> [What you will do]: Write out every entry exactly as it appears.

Items from a dataset:
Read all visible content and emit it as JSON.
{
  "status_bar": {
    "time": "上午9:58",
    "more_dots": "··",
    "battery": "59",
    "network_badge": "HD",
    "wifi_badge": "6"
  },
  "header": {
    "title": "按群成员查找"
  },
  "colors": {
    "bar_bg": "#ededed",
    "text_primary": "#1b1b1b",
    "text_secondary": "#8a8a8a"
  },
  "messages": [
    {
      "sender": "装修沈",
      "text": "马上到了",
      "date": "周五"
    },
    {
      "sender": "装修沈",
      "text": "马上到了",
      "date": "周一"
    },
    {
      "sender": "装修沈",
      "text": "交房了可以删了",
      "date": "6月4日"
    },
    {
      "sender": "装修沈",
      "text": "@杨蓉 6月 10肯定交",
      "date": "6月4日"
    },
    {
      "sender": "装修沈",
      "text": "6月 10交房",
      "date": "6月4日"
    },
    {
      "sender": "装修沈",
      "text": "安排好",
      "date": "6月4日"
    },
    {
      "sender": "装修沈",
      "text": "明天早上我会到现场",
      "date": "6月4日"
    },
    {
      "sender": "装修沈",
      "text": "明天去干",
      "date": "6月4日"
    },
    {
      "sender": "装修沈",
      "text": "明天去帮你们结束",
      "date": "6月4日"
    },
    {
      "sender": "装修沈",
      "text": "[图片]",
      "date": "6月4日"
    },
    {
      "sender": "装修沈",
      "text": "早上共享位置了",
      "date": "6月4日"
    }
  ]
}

> [Answer for the task]:
Read all visible content and emit it as JSON.
{
  "status_bar": {
    "time": "上午9:58",
    "more_dots": "··",
    "battery": "59",
    "network_badge": "HD",
    "wifi_badge": "6"
  },
  "header": {
    "title": "按群成员查找"
  },
  "colors": {
    "bar_bg": "#ededed",
    "text_primary": "#1b1b1b",
    "text_secondary": "#8a8a8a"
  },
  "messages": [
    {
      "sender": "装修沈",
      "text": "马上到了",
      "date": "周五"
    },
    {
      "sender": "装修沈",
      "text": "马上到了",
      "date": "周一"
    },
    {
      "sender": "装修沈",
      "text": "交房了可以删了",
      "date": "6月4日"
    },
    {
      "sender": "装修沈",
      "text": "@杨蓉 6月 10肯定交",
      "date": "6月4日"
    },
    {
      "sender": "装修沈",
      "text": "6月 10交房",
      "date": "6月4日"
    },
    {
      "sender": "装修沈",
      "text": "安排好",
      "date": "6月4日"
    },
    {
      "sender": "装修沈",
      "text": "明天早上我会到现场",
      "date": "6月4日"
    },
    {
      "sender": "装修沈",
      "text": "明天去干",
      "date": "6月4日"
    },
    {
      "sender": "装修沈",
      "text": "明天去帮你们结束",
      "date": "6月4日"
    },
    {
      "sender": "装修沈",
      "text": "[图片]",
      "date": "6月4日"
    },
    {
      "sender": "装修沈",
      "text": "早上共享位置了",
      "date": "6月4日"
    }
  ]
}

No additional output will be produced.